Renaissance’s next steps in the Phase 1 plan (which included the relocation of McDonald’s) includes construction of a five-story apartment building, with a first floor reserved for retail spaces. Rental prices for those apartment spaces are expected to range from $750 per month for a studio apartment and upwards of $1,000 to $1,400 or more per month for one- and two-bedroom spaces (approximately $1.85 per square foot).
Construction on that part of the phase, however, may not begin until anywhere between nine months to about a year from now. Porter said financing the project is the current roadblock, with an estimated $11.7 million in private funds still needing to be raised.
Renaissance finance plans have asked the city for $6 million in public funding for the construction. In addition, officials from the organization are currently exploring state CHAMP grants, EB3 financing, and bonding as supplementary financing options.
Renaissance stressed the financing issue should not be viewed as a setback.

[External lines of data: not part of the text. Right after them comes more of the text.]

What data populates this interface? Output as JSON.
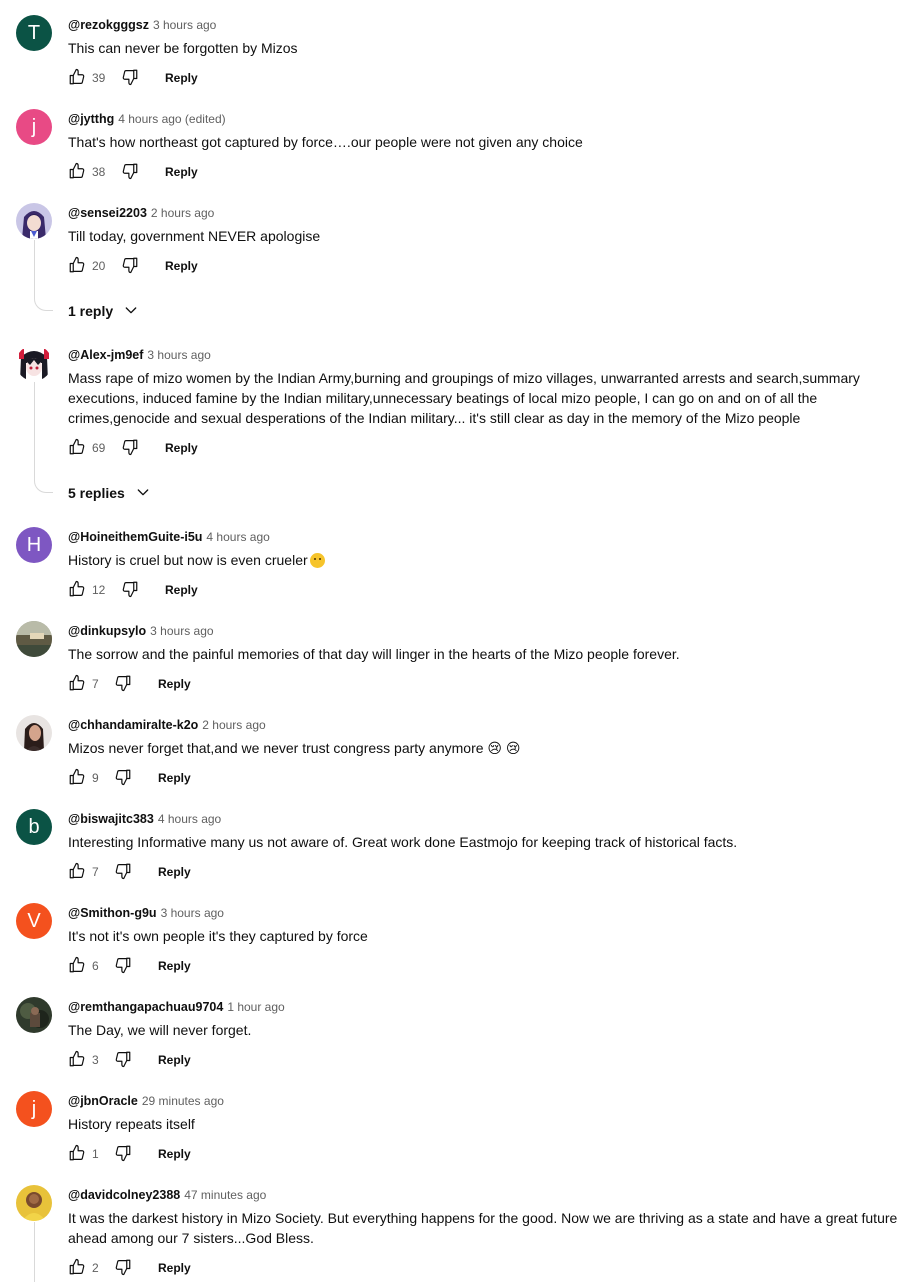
{
  "comments": [
    {
      "author": "@rezokgggsz",
      "time": "3 hours ago",
      "text": "This can never be forgotten by Mizos",
      "likes": "39",
      "reply_label": "Reply",
      "avatar_letter": "T",
      "avatar_color": "#0b5345"
    },
    {
      "author": "@jytthg",
      "time": "4 hours ago (edited)",
      "text": "That's how northeast got captured by force….our people were not given any choice",
      "likes": "38",
      "reply_label": "Reply",
      "avatar_letter": "j",
      "avatar_color": "#e84a85"
    },
    {
      "author": "@sensei2203",
      "time": "2 hours ago",
      "text": "Till today, government NEVER apologise",
      "likes": "20",
      "reply_label": "Reply",
      "replies_label": "1 reply"
    },
    {
      "author": "@Alex-jm9ef",
      "time": "3 hours ago",
      "text": "Mass rape of mizo women by the Indian Army,burning and groupings of mizo villages, unwarranted arrests and search,summary executions, induced famine by the Indian military,unnecessary beatings of local mizo people, I can go on and on of all the crimes,genocide and sexual desperations of the Indian military... it's still clear as day in the memory of the Mizo people",
      "likes": "69",
      "reply_label": "Reply",
      "replies_label": "5 replies"
    },
    {
      "author": "@HoineithemGuite-i5u",
      "time": "4 hours ago",
      "text": "History is cruel but now is even crueler",
      "likes": "12",
      "reply_label": "Reply",
      "avatar_letter": "H",
      "avatar_color": "#7e57c2"
    },
    {
      "author": "@dinkupsylo",
      "time": "3 hours ago",
      "text": "The sorrow and the painful memories of that day will linger in the hearts of the Mizo people forever.",
      "likes": "7",
      "reply_label": "Reply"
    },
    {
      "author": "@chhandamiralte-k2o",
      "time": "2 hours ago",
      "text": "Mizos never forget that,and we never trust congress party anymore 😢 😢",
      "likes": "9",
      "reply_label": "Reply"
    },
    {
      "author": "@biswajitc383",
      "time": "4 hours ago",
      "text": "Interesting Informative many us not aware of. Great work done Eastmojo for keeping track of historical facts.",
      "likes": "7",
      "reply_label": "Reply",
      "avatar_letter": "b",
      "avatar_color": "#0b5345"
    },
    {
      "author": "@Smithon-g9u",
      "time": "3 hours ago",
      "text": "It's not it's own people it's they captured by force",
      "likes": "6",
      "reply_label": "Reply",
      "avatar_letter": "V",
      "avatar_color": "#f4511e"
    },
    {
      "author": "@remthangapachuau9704",
      "time": "1 hour ago",
      "text": "The Day, we will never forget.",
      "likes": "3",
      "reply_label": "Reply"
    },
    {
      "author": "@jbnOracle",
      "time": "29 minutes ago",
      "text": "History repeats itself",
      "likes": "1",
      "reply_label": "Reply",
      "avatar_letter": "j",
      "avatar_color": "#f4511e"
    },
    {
      "author": "@davidcolney2388",
      "time": "47 minutes ago",
      "text": "It was the darkest history in Mizo Society. But everything happens for the good. Now we are thriving as a state and have a great future ahead among our 7 sisters...God Bless.",
      "likes": "2",
      "reply_label": "Reply"
    }
  ],
  "icons": {
    "like": "thumbs-up-icon",
    "dislike": "thumbs-down-icon",
    "expand": "chevron-down-icon"
  },
  "colors": {
    "text_primary": "#0f0f0f",
    "text_secondary": "#606060",
    "thread_line": "#d9d9d9"
  }
}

“The answer cannot be that we abandon the thought of downtown development,” said Don Monti, president and CEO of Renaissance, continuing on to say that the public investment is necessary.
Despite the presentation, some residents remained skeptical, saying the project may be giving Bristol something that it does not want.
“I know [Renaissance’s] intentions are good, but I’m nervous—I’m very nervous about what’s happening. I don’t like it,” said Steve Cohen, an early supporter of Renaissance, who said he does not feel comfortable with the city zoning changes made for the project.
Others who voiced their opinions at the dinner said that although the project may make some people nervous, that does not mean the city should halt work on it.
“The Bristol residents keep saying not here—I say why not here?” said Linda, a current West Hartford resident and long-time Bristol homeowner. “If you want to change Bristol stop trashing it and change your town—it’s a self-fulfilling prophecy.”
Fred Hall, a Bristol resident, is also optimistic about the project.
“This is not a lot of pie-in-the-sky talk—this is real,” said Hall. “Let’s make this happen and have us be looked back on as the greatest generation in the [history of] Bristol for what we’ve done.”
While construction for the next steps of Phase 1 remains months away, Renaissance said it is important now and in the coming months that citizens remain active in supporting the 75 businesses that surround the downtown area.
“Nobody is going to take this project seriously if we don’t get things going, so we need to get things going,” said Porter.
Renaissance’s finalized Phase 1 plans for Depot Square are due to the City Council by June 16.